_Requirement_
Check each line of the entries for "heading" and report the ones that have it.
○ ○ ○ ○ ○ ○ ○
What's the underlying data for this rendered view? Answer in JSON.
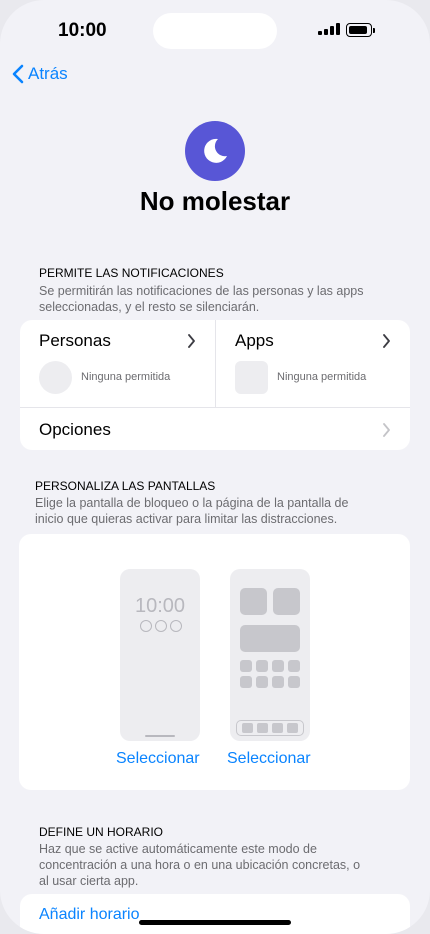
{
  "status": {
    "time": "10:00"
  },
  "nav": {
    "back_label": "Atrás"
  },
  "header": {
    "title": "No molestar",
    "icon": "moon-icon",
    "accent": "#5856d6"
  },
  "notifications": {
    "heading": "PERMITE LAS NOTIFICACIONES",
    "desc_line1": "Se permitirán las notificaciones de las personas y las apps",
    "desc_line2": "seleccionadas, y el resto se silenciarán.",
    "people_label": "Personas",
    "people_status": "Ninguna permitida",
    "apps_label": "Apps",
    "apps_status": "Ninguna permitida",
    "options_label": "Opciones"
  },
  "screens": {
    "heading": "PERSONALIZA LAS PANTALLAS",
    "desc_line1": "Elige la pantalla de bloqueo o la página de la pantalla de",
    "desc_line2": "inicio que quieras activar para limitar las distracciones.",
    "lock_time": "10:00",
    "select_lock": "Seleccionar",
    "select_home": "Seleccionar"
  },
  "schedule": {
    "heading": "DEFINE UN HORARIO",
    "desc_line1": "Haz que se active automáticamente este modo de",
    "desc_line2": "concentración a una hora o en una ubicación concretas, o",
    "desc_line3": "al usar cierta app.",
    "add_label": "Añadir horario"
  },
  "colors": {
    "link": "#0a84ff",
    "background": "#f2f2f7",
    "secondary_text": "#6c6c70"
  }
}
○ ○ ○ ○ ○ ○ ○
_Task output_
    "heading": "PERMITE LAS NOTIFICACIONES",
    "heading": "PERSONALIZA LAS PANTALLAS",
    "heading": "DEFINE UN HORARIO",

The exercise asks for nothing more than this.